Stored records
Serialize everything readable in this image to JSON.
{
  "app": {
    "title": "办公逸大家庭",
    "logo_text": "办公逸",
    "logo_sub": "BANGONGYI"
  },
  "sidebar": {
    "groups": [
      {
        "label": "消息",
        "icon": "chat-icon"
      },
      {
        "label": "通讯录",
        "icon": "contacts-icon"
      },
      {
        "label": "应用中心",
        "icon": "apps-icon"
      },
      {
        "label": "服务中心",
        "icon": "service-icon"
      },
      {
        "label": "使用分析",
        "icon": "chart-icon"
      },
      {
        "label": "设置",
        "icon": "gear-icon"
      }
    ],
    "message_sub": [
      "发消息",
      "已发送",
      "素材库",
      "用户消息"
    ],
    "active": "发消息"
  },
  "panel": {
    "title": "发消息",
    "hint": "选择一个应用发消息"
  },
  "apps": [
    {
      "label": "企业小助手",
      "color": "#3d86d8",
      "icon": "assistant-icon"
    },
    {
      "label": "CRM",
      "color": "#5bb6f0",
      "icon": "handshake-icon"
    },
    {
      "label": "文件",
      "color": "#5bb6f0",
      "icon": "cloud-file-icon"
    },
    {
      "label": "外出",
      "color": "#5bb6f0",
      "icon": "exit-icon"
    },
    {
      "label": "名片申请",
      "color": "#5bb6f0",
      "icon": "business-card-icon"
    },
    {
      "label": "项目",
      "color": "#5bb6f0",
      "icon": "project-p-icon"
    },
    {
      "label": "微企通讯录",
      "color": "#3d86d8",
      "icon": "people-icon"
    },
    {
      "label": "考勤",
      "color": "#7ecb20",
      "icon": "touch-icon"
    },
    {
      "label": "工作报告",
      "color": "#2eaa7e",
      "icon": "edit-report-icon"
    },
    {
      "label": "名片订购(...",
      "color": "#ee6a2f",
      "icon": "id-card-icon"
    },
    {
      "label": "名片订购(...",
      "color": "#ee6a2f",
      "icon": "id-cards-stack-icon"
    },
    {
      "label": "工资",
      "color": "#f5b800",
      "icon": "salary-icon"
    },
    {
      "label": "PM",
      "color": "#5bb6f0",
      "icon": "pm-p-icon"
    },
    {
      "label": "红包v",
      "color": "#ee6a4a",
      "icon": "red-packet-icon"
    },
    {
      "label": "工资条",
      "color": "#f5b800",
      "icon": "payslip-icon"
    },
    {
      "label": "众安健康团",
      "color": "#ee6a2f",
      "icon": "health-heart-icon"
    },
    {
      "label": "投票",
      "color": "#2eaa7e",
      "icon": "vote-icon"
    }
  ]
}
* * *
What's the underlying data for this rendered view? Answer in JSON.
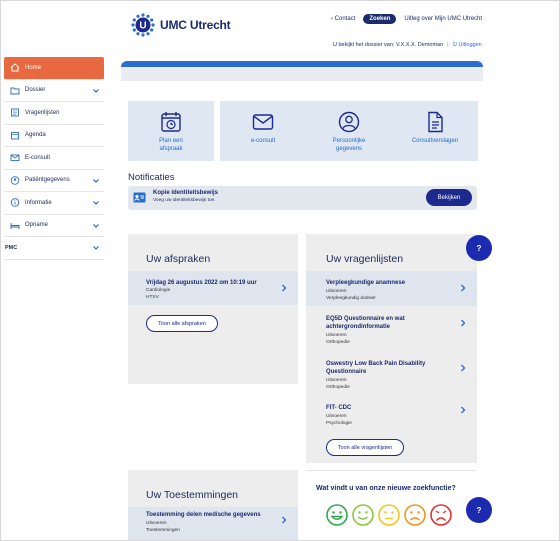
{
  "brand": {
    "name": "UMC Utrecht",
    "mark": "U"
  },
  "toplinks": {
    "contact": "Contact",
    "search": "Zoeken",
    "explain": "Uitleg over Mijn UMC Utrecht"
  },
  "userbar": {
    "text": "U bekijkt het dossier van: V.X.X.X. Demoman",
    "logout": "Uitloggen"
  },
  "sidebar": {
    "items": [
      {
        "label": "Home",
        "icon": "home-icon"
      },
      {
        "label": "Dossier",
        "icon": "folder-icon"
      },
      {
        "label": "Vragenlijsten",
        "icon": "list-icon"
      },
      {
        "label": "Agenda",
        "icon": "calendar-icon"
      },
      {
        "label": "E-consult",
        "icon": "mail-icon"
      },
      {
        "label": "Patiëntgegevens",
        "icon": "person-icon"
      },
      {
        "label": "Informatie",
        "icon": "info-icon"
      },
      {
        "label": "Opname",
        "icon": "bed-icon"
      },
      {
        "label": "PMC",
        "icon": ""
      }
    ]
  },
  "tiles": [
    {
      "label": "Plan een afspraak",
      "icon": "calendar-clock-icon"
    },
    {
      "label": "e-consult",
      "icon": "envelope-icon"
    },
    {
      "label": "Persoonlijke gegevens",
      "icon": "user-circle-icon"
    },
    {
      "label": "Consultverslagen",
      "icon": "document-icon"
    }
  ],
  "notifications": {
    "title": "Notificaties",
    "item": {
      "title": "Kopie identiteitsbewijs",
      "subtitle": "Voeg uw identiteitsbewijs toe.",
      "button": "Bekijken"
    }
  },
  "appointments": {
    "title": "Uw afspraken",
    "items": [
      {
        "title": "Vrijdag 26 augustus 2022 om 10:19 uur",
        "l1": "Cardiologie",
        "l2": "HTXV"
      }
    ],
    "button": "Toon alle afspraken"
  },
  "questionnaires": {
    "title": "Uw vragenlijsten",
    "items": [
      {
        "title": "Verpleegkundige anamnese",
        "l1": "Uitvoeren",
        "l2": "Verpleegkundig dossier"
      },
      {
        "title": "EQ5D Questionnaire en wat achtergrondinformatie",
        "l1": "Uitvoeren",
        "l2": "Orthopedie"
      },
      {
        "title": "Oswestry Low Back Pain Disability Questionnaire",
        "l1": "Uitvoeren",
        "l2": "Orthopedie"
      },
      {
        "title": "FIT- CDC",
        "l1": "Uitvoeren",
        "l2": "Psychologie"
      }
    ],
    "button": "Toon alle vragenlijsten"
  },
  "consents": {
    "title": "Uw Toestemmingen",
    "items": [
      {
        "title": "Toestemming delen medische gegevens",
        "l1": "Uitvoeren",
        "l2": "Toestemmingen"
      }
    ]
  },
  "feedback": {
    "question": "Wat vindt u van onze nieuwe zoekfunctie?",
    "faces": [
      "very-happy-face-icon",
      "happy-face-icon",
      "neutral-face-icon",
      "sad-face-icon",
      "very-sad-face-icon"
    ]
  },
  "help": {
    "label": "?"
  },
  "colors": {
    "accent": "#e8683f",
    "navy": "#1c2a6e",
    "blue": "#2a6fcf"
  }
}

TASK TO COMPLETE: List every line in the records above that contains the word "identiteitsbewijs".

ANSWER BOX:
      "title": "Kopie identiteitsbewijs",
      "subtitle": "Voeg uw identiteitsbewijs toe.",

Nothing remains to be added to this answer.